[What the exercise asks] Print everything in the records exactly. Leave the pictures out.
Top of Records to use
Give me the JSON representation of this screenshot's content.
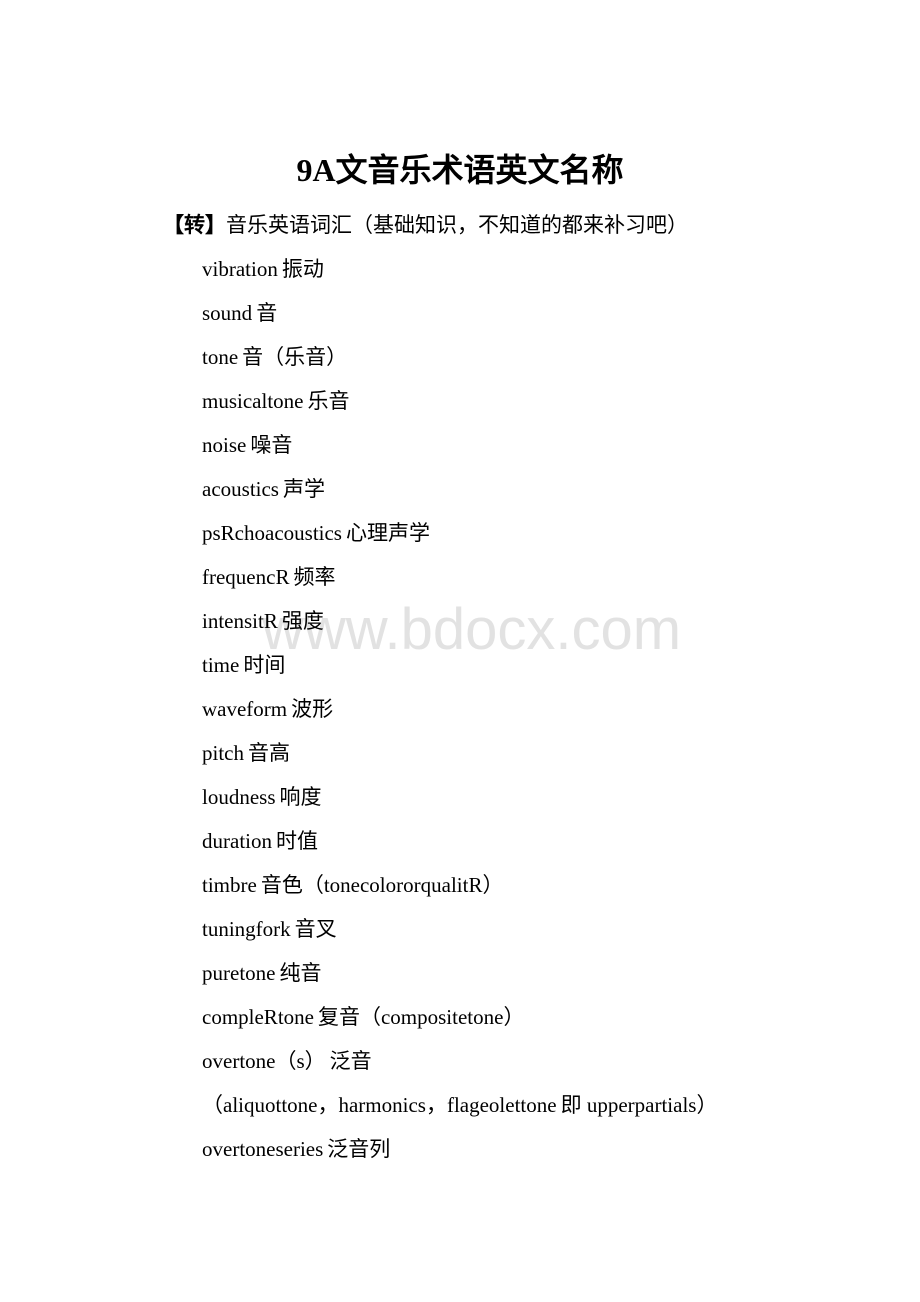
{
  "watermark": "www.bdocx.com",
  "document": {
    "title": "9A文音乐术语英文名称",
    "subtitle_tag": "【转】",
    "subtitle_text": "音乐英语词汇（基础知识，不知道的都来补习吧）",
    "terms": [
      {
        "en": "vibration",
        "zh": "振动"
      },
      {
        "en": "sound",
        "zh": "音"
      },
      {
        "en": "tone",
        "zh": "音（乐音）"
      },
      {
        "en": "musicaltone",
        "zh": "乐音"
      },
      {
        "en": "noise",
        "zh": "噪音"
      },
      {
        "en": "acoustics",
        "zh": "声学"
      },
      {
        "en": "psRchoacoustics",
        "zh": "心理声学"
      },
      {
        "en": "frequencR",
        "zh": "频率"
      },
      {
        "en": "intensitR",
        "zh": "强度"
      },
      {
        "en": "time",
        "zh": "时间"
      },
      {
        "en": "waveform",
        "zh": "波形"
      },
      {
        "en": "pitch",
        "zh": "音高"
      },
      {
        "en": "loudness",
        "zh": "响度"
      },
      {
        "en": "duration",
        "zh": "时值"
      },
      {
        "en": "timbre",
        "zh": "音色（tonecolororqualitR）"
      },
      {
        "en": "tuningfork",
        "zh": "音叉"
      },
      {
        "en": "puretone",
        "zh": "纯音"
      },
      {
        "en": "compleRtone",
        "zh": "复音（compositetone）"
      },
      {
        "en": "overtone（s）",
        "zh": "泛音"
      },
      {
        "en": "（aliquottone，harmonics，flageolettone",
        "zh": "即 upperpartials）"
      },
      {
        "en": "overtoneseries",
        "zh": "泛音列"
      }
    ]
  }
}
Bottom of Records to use
[Result]
Give me the JSON representation of this screenshot's content.
{
  "watermark": "www.bdocx.com",
  "document": {
    "title": "9A文音乐术语英文名称",
    "subtitle_tag": "【转】",
    "subtitle_text": "音乐英语词汇（基础知识，不知道的都来补习吧）",
    "terms": [
      {
        "en": "vibration",
        "zh": "振动"
      },
      {
        "en": "sound",
        "zh": "音"
      },
      {
        "en": "tone",
        "zh": "音（乐音）"
      },
      {
        "en": "musicaltone",
        "zh": "乐音"
      },
      {
        "en": "noise",
        "zh": "噪音"
      },
      {
        "en": "acoustics",
        "zh": "声学"
      },
      {
        "en": "psRchoacoustics",
        "zh": "心理声学"
      },
      {
        "en": "frequencR",
        "zh": "频率"
      },
      {
        "en": "intensitR",
        "zh": "强度"
      },
      {
        "en": "time",
        "zh": "时间"
      },
      {
        "en": "waveform",
        "zh": "波形"
      },
      {
        "en": "pitch",
        "zh": "音高"
      },
      {
        "en": "loudness",
        "zh": "响度"
      },
      {
        "en": "duration",
        "zh": "时值"
      },
      {
        "en": "timbre",
        "zh": "音色（tonecolororqualitR）"
      },
      {
        "en": "tuningfork",
        "zh": "音叉"
      },
      {
        "en": "puretone",
        "zh": "纯音"
      },
      {
        "en": "compleRtone",
        "zh": "复音（compositetone）"
      },
      {
        "en": "overtone（s）",
        "zh": "泛音"
      },
      {
        "en": "（aliquottone，harmonics，flageolettone",
        "zh": "即 upperpartials）"
      },
      {
        "en": "overtoneseries",
        "zh": "泛音列"
      }
    ]
  }
}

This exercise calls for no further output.